++++ Data listing ++++

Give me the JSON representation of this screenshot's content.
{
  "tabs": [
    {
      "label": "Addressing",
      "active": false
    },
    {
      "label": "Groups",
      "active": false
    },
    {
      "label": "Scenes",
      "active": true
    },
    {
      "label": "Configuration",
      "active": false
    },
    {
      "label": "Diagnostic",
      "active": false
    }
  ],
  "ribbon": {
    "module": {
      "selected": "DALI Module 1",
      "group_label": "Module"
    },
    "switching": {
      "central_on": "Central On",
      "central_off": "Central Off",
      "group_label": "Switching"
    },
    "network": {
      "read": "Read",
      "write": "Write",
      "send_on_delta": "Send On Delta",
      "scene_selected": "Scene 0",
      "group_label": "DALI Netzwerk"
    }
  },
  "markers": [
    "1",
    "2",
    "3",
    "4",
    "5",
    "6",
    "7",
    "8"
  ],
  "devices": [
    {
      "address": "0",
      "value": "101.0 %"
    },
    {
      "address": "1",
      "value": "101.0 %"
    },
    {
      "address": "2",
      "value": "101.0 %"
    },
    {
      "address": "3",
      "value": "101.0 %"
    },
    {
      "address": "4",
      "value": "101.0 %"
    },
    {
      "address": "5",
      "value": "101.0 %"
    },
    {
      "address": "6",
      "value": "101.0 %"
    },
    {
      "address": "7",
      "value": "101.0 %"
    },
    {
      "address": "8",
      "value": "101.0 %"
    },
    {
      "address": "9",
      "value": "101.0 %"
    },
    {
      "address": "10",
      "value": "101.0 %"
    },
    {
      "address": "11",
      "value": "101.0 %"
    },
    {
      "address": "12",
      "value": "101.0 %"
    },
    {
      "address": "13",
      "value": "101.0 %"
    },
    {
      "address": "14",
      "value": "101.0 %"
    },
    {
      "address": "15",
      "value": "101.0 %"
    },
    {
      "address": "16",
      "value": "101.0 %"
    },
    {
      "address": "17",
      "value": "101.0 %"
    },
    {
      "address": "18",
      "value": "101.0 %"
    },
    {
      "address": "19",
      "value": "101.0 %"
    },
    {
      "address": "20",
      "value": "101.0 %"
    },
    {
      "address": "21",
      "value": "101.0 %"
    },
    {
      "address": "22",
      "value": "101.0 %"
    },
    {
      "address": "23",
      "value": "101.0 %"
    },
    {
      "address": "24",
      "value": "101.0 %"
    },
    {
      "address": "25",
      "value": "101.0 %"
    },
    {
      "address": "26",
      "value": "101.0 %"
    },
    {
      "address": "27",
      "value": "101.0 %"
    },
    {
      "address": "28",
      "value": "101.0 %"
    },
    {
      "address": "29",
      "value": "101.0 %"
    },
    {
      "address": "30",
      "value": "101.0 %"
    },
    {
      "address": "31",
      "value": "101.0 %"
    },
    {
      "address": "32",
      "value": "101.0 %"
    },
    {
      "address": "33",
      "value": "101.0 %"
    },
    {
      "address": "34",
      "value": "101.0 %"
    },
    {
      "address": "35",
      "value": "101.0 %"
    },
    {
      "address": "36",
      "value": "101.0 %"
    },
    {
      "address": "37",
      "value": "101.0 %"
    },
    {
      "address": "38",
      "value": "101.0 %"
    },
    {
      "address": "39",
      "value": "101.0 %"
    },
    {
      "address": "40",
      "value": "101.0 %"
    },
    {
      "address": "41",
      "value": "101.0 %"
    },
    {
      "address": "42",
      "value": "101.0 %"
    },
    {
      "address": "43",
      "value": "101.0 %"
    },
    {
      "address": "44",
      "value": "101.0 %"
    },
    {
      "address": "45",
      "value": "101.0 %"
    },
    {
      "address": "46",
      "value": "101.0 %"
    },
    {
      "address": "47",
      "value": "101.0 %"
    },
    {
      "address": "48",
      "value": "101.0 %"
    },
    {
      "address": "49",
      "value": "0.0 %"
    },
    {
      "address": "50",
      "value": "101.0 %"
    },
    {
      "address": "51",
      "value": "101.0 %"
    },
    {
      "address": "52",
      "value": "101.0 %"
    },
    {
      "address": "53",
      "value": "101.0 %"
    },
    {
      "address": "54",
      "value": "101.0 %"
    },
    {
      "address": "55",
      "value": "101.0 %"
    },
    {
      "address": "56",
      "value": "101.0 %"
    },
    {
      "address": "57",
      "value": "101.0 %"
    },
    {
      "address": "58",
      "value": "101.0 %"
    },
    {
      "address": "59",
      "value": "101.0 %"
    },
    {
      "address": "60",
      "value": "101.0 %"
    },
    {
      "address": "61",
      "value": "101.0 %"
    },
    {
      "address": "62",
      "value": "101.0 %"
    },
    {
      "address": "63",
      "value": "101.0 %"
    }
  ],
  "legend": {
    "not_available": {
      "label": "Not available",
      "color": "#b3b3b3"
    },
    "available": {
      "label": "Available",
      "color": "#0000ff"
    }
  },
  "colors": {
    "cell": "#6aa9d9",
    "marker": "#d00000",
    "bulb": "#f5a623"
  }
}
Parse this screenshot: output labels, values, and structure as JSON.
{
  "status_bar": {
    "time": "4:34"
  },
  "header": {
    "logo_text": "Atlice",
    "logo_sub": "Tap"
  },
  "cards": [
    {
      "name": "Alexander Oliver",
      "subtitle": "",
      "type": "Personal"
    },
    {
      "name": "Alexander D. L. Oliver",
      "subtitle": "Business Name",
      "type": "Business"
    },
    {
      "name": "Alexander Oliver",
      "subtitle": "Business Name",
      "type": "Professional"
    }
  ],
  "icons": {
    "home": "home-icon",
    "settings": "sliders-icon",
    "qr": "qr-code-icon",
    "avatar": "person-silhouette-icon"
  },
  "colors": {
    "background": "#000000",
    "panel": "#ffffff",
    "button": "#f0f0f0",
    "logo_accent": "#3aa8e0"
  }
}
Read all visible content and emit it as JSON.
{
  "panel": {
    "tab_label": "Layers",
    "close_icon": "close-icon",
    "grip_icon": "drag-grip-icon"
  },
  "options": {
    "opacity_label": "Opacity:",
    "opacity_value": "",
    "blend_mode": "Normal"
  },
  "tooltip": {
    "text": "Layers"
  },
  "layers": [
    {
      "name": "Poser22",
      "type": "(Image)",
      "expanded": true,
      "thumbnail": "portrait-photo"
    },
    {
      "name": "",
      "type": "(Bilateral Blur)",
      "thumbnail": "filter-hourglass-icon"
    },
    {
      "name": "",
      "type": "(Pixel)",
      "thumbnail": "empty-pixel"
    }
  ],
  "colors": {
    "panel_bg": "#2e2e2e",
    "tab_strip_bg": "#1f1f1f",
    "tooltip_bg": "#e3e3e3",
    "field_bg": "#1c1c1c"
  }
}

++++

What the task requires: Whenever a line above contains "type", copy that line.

Solution for this exercise:
      "type": "Personal"
      "type": "Business"
      "type": "Professional"
      "type": "(Image)",
      "type": "(Bilateral Blur)",
      "type": "(Pixel)",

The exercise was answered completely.